I am writing in response to the article by Gary Hoag and Jon Wiebe, “Avoiding Tarnished Teaching,” from the January/February issue regarding stewardship for the church. I found the essay insightful in a number of ways, notably for the authors’ clear criticisms of the prosperity gospel and exhortation to live out the lavish generosity to which Christ called us.
It is for this reason that I found the essay’s first section unhelpful. The authors are correct in noting the scholarly dispute over what constitutes a tithe (10 percent or 23.33 percent) and are right to encourage churches not to trod over grace in order to make an ironclad law out of the tithe. However, their encouragement to dispense with the idea of a tithe altogether would, I fear, be unwise.

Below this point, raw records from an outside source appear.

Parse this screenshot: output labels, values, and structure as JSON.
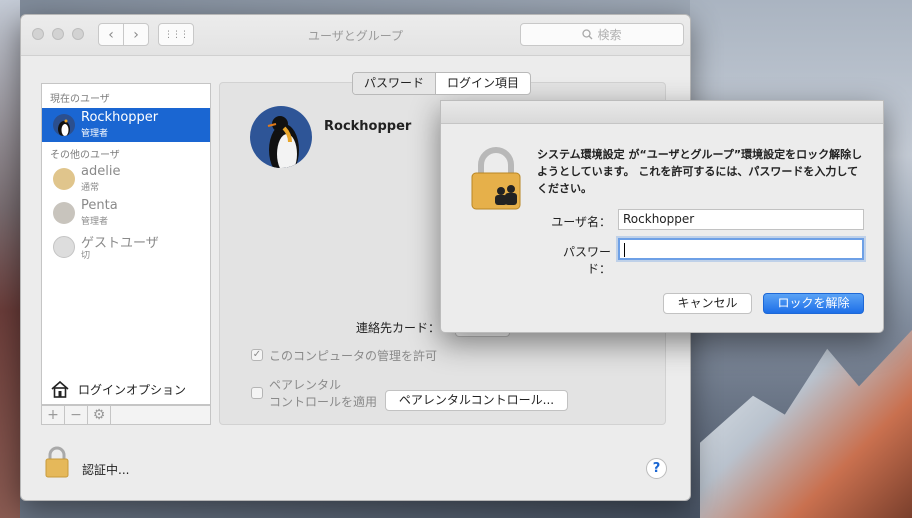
{
  "window": {
    "title": "ユーザとグループ",
    "search_placeholder": "検索",
    "nav_back": "‹",
    "nav_forward": "›",
    "grid_icon": "⋮⋮⋮"
  },
  "sidebar": {
    "current_header": "現在のユーザ",
    "current_user": {
      "name": "Rockhopper",
      "role": "管理者"
    },
    "others_header": "その他のユーザ",
    "others": [
      {
        "name": "adelie",
        "role": "通常"
      },
      {
        "name": "Penta",
        "role": "管理者"
      },
      {
        "name": "ゲストユーザ",
        "role": "切"
      }
    ],
    "login_options": "ログインオプション",
    "tools": {
      "add": "+",
      "remove": "−",
      "gear": "⚙"
    }
  },
  "tabs": {
    "password": "パスワード",
    "login_items": "ログイン項目"
  },
  "main": {
    "user_name": "Rockhopper",
    "contact_label": "連絡先カード：",
    "allow_admin": "このコンピュータの管理を許可",
    "parental_line1": "ペアレンタル",
    "parental_line2": "コントロールを適用",
    "parental_button": "ペアレンタルコントロール...",
    "auth_status": "認証中...",
    "help": "?"
  },
  "dialog": {
    "message": "システム環境設定 が“ユーザとグループ”環境設定をロック解除しようとしています。 これを許可するには、パスワードを入力してください。",
    "username_label": "ユーザ名：",
    "username_value": "Rockhopper",
    "password_label": "パスワード：",
    "password_value": "",
    "cancel": "キャンセル",
    "unlock": "ロックを解除",
    "accent_color": "#1d6fe8"
  }
}
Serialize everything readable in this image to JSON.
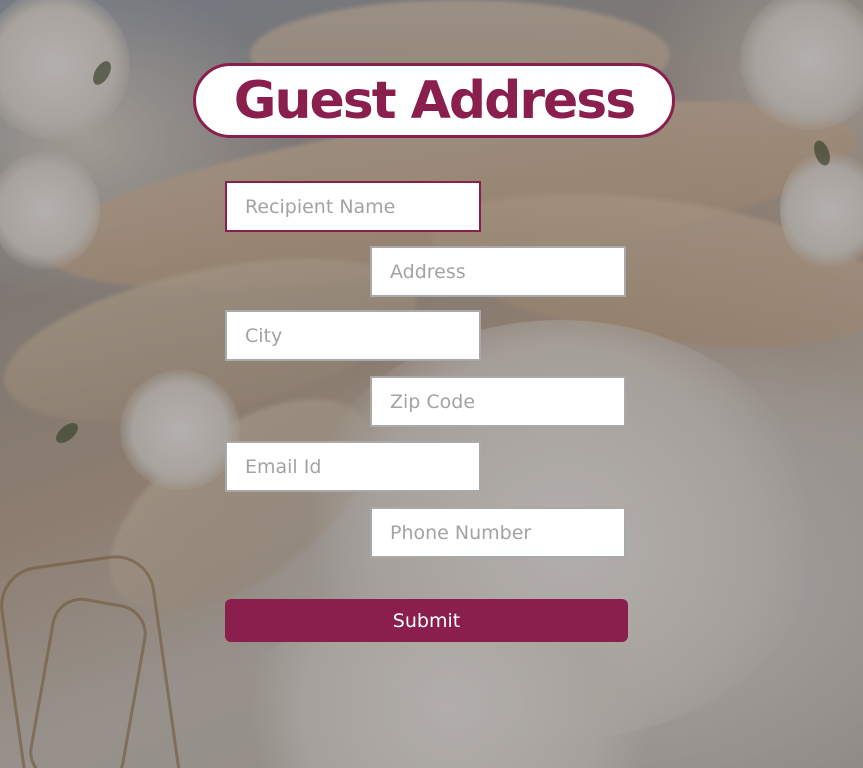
{
  "form": {
    "title": "Guest Address",
    "fields": {
      "recipient_name": {
        "placeholder": "Recipient Name",
        "value": ""
      },
      "address": {
        "placeholder": "Address",
        "value": ""
      },
      "city": {
        "placeholder": "City",
        "value": ""
      },
      "zip_code": {
        "placeholder": "Zip Code",
        "value": ""
      },
      "email": {
        "placeholder": "Email Id",
        "value": ""
      },
      "phone": {
        "placeholder": "Phone Number",
        "value": ""
      }
    },
    "submit_label": "Submit"
  },
  "colors": {
    "accent": "#8a1f4e",
    "field_border": "#a9a9a9",
    "placeholder": "#a3a3a3"
  }
}
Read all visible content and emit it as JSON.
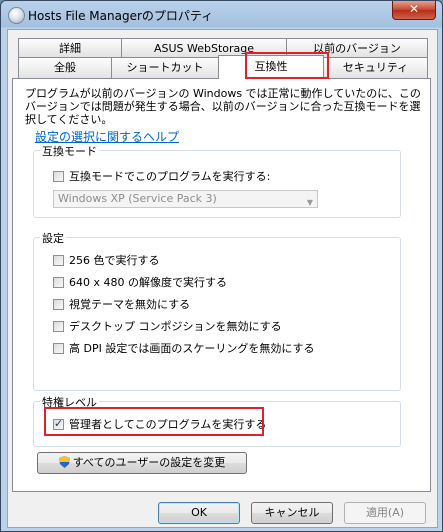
{
  "window": {
    "title": "Hosts File Managerのプロパティ",
    "close_label": "✕"
  },
  "tabs_back": [
    {
      "label": "詳細"
    },
    {
      "label": "ASUS WebStorage"
    },
    {
      "label": "以前のバージョン"
    }
  ],
  "tabs_front": [
    {
      "label": "全般"
    },
    {
      "label": "ショートカット"
    },
    {
      "label": "互換性"
    },
    {
      "label": "セキュリティ"
    }
  ],
  "description": "プログラムが以前のバージョンの Windows では正常に動作していたのに、このバージョンでは問題が発生する場合、以前のバージョンに合った互換モードを選択してください。",
  "help_link": "設定の選択に関するヘルプ",
  "compat_mode": {
    "group_label": "互換モード",
    "checkbox_label": "互換モードでこのプログラムを実行する:",
    "checked": false,
    "select_value": "Windows XP (Service Pack 3)"
  },
  "settings": {
    "group_label": "設定",
    "options": [
      {
        "label": "256 色で実行する",
        "checked": false
      },
      {
        "label": "640 x 480 の解像度で実行する",
        "checked": false
      },
      {
        "label": "視覚テーマを無効にする",
        "checked": false
      },
      {
        "label": "デスクトップ コンポジションを無効にする",
        "checked": false
      },
      {
        "label": "高 DPI 設定では画面のスケーリングを無効にする",
        "checked": false
      }
    ]
  },
  "privilege": {
    "group_label": "特権レベル",
    "checkbox_label": "管理者としてこのプログラムを実行する",
    "checked": true
  },
  "all_users_button": "すべてのユーザーの設定を変更",
  "footer": {
    "ok": "OK",
    "cancel": "キャンセル",
    "apply": "適用(A)"
  },
  "colors": {
    "highlight_box": "#e0202a",
    "link": "#0066cc"
  }
}
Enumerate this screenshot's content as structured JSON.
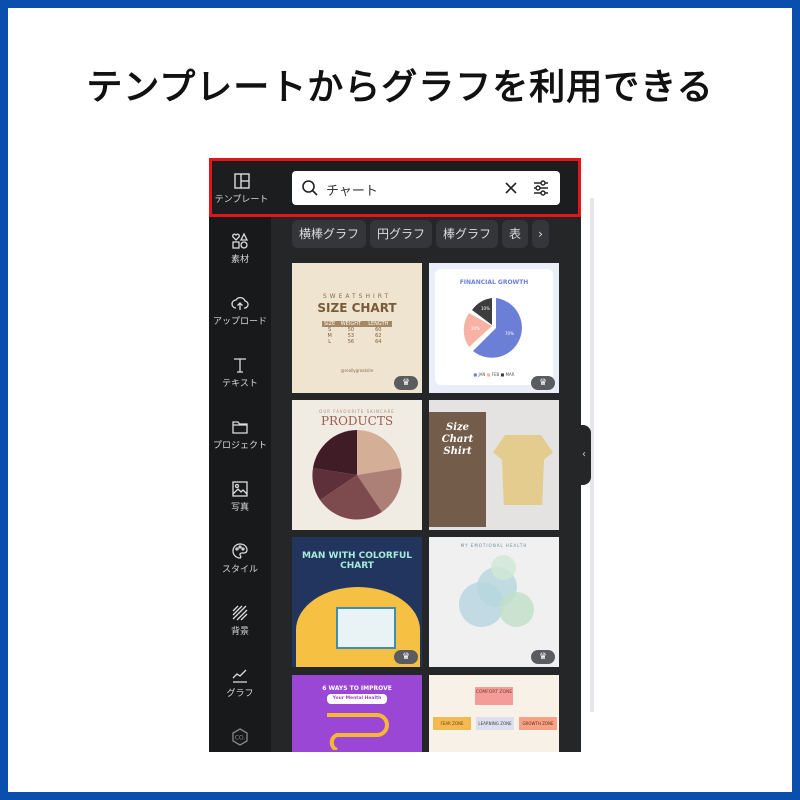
{
  "headline": "テンプレートからグラフを利用できる",
  "sidebar": {
    "items": [
      {
        "label": "テンプレート",
        "icon": "template-icon"
      },
      {
        "label": "素材",
        "icon": "elements-icon"
      },
      {
        "label": "アップロード",
        "icon": "cloud-upload-icon"
      },
      {
        "label": "テキスト",
        "icon": "text-icon"
      },
      {
        "label": "プロジェクト",
        "icon": "folder-icon"
      },
      {
        "label": "写真",
        "icon": "photo-icon"
      },
      {
        "label": "スタイル",
        "icon": "palette-icon"
      },
      {
        "label": "背景",
        "icon": "background-icon"
      },
      {
        "label": "グラフ",
        "icon": "chart-icon"
      },
      {
        "label": "CO.",
        "icon": "brand-icon"
      }
    ]
  },
  "search": {
    "value": "チャート"
  },
  "chips": [
    "横棒グラフ",
    "円グラフ",
    "棒グラフ",
    "表"
  ],
  "tiles": {
    "t1": {
      "kicker": "SWEATSHIRT",
      "title": "SIZE CHART",
      "headers": [
        "SIZE",
        "WEIGHT",
        "LENGTH"
      ],
      "rows": [
        [
          "S",
          "50",
          "60"
        ],
        [
          "M",
          "53",
          "62"
        ],
        [
          "L",
          "56",
          "64"
        ]
      ],
      "handle": "@reallygreatsite"
    },
    "t2": {
      "title": "FINANCIAL GROWTH",
      "slices": [
        "10%",
        "20%",
        "70%"
      ],
      "legend": [
        "JAN",
        "FEB",
        "MAR"
      ]
    },
    "t3": {
      "kicker": "OUR FAVOURITE SKINCARE",
      "title": "PRODUCTS"
    },
    "t4": {
      "title1": "Size",
      "title2": "Chart",
      "title3": "Shirt"
    },
    "t5": {
      "title": "MAN WITH COLORFUL CHART"
    },
    "t6": {
      "title": "MY EMOTIONAL HEALTH"
    },
    "t7": {
      "title": "6 WAYS TO IMPROVE",
      "subtitle": "Your Mental Health"
    },
    "t8": {
      "title": "COMFORT ZONE",
      "zones": [
        "FEAR ZONE",
        "LEARNING ZONE",
        "GROWTH ZONE"
      ]
    }
  },
  "colors": {
    "accent_red": "#e4141b",
    "frame_blue": "#0b4fae"
  }
}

They are wrong that “Jesus never used the ‘tithe’ in teaching his disciples.” In response to the hypocrisy of the religious leaders, who tithed to the very last penny but disregarded the heart of God’s law, Jesus castigated them, while also exhorting, “These you ought to have done, without neglecting the others” (Matt. 23:23, Lk. 11:42). Neither is the tithe a mere matter of the law—Abraham tithed to Melchizedek, a priest of God Most High, long before the handing down of the law (Gen. 14:17-24). And since the authors call for reading through the lens of the Sermon on the Mount, every time that Jesus brings up the law, he does so to make it more stringent. The commandments not to murder or commit adultery become calls to not even get angry with or lust after another. It would stand to reason that, since everything that we have is from God, the command to tithe would become a call to give everything away—as the rich young ruler found out to his chagrin. One need not rely on Old Testament law and prophecy to find biblical warrant for the concept of the tithe.

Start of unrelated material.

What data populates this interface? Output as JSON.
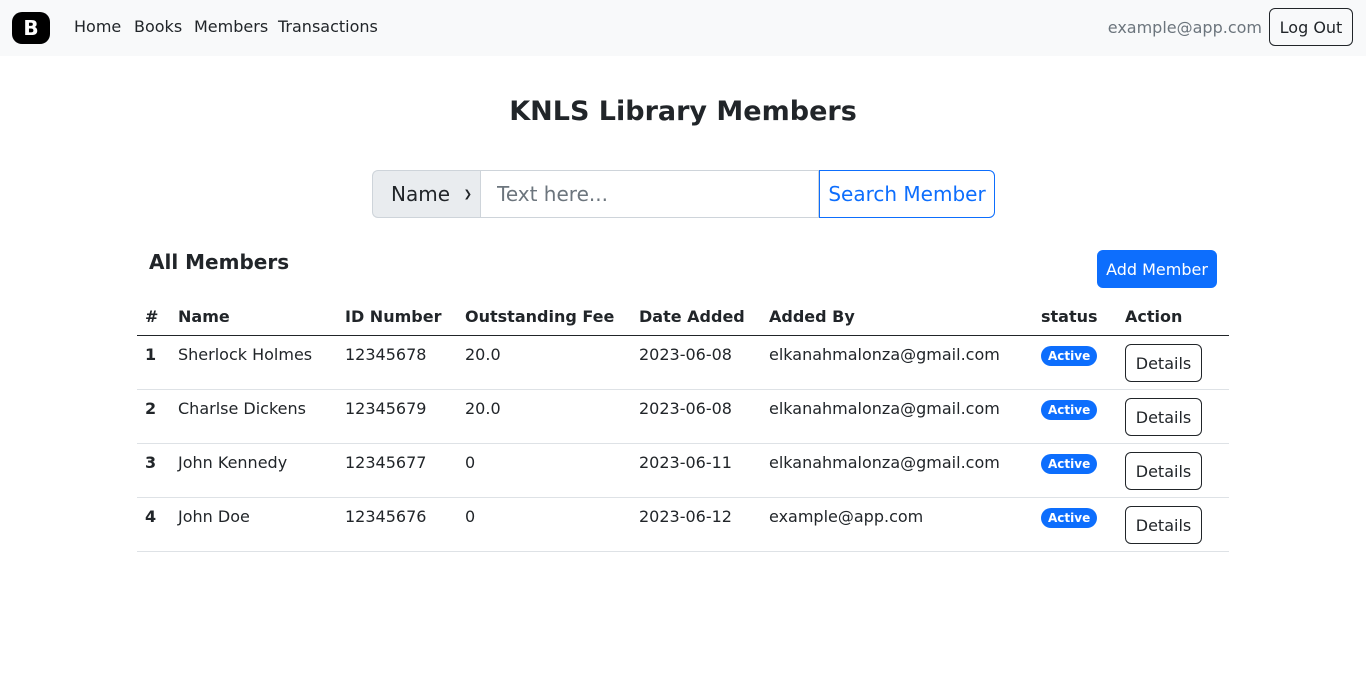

Their counsel is also lacking in a pastoral sense. In their effort to uphold the gospel of grace over the demands of the law—a worthwhile effort!—I fear that, in practice, their call would lead to fewer people giving less money, rather than the other way around. Americans, on average, give away around 2 percent of their disposable income to charity, and it is not all that different within the church. I fear that the removal of any kind of call to tithe would lead to Christians giving less, rather than producing more cheerful givers.

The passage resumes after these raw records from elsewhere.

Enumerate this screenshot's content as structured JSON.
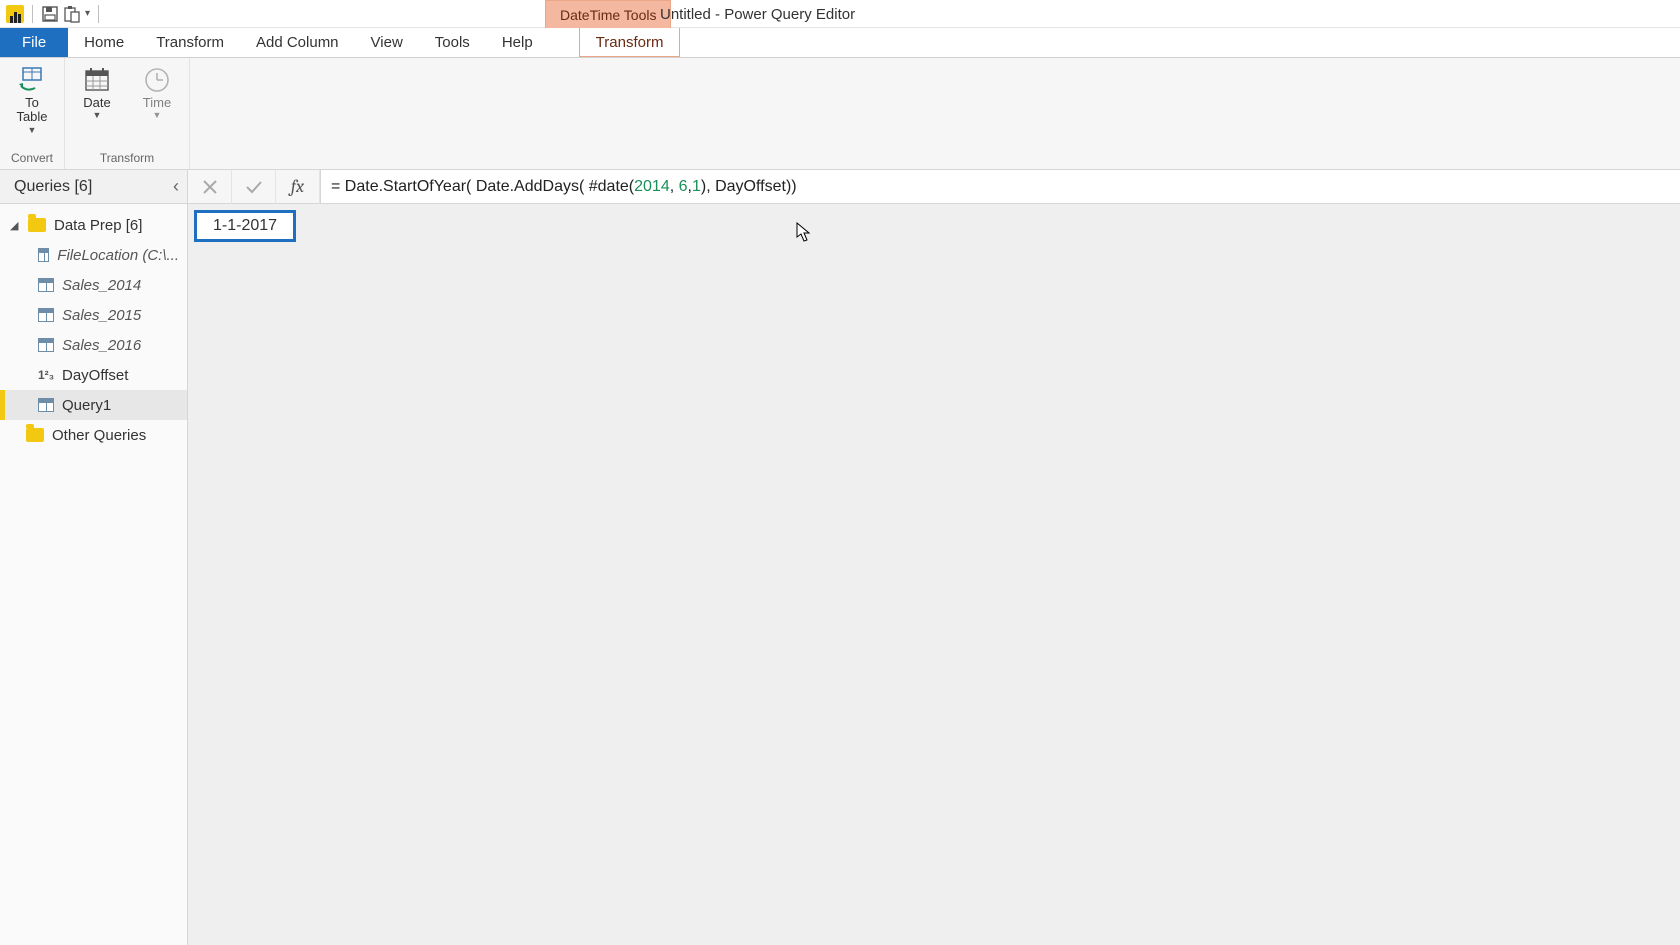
{
  "titlebar": {
    "context_tools_label": "DateTime Tools",
    "window_title": "Untitled - Power Query Editor"
  },
  "menu": {
    "file": "File",
    "items": [
      "Home",
      "Transform",
      "Add Column",
      "View",
      "Tools",
      "Help"
    ],
    "context_tab": "Transform"
  },
  "ribbon": {
    "groups": [
      {
        "name": "Convert",
        "buttons": [
          {
            "label": "To\nTable",
            "dropdown": true,
            "icon": "to-table"
          }
        ]
      },
      {
        "name": "Transform",
        "buttons": [
          {
            "label": "Date",
            "dropdown": true,
            "icon": "date"
          },
          {
            "label": "Time",
            "dropdown": true,
            "icon": "time"
          }
        ]
      }
    ]
  },
  "formula": {
    "prefix": "= Date.StartOfYear( Date.AddDays( #date(",
    "n1": "2014",
    "sep1": ", ",
    "n2": "6",
    "sep2": ",",
    "n3": "1",
    "suffix": "), DayOffset))"
  },
  "queries": {
    "header": "Queries [6]",
    "group1": {
      "label": "Data Prep [6]",
      "items": [
        {
          "icon": "table",
          "label": "FileLocation (C:\\...",
          "italic": true
        },
        {
          "icon": "table",
          "label": "Sales_2014",
          "italic": true
        },
        {
          "icon": "table",
          "label": "Sales_2015",
          "italic": true
        },
        {
          "icon": "table",
          "label": "Sales_2016",
          "italic": true
        },
        {
          "icon": "number",
          "label": "DayOffset",
          "italic": false
        },
        {
          "icon": "table",
          "label": "Query1",
          "italic": false,
          "selected": true
        }
      ]
    },
    "group2": {
      "label": "Other Queries"
    }
  },
  "result_value": "1-1-2017"
}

We should encourage Christians to be generous but not out of any obligation. We should give because of this truth: “For you know the grace of our Lord Jesus Christ, that though he was rich, yet for your sake he became poor, so that you by his poverty might become rich” (2 Cor. 8:9-10). When taught in this way, the tithe can play a part in encouraging gracious generosity.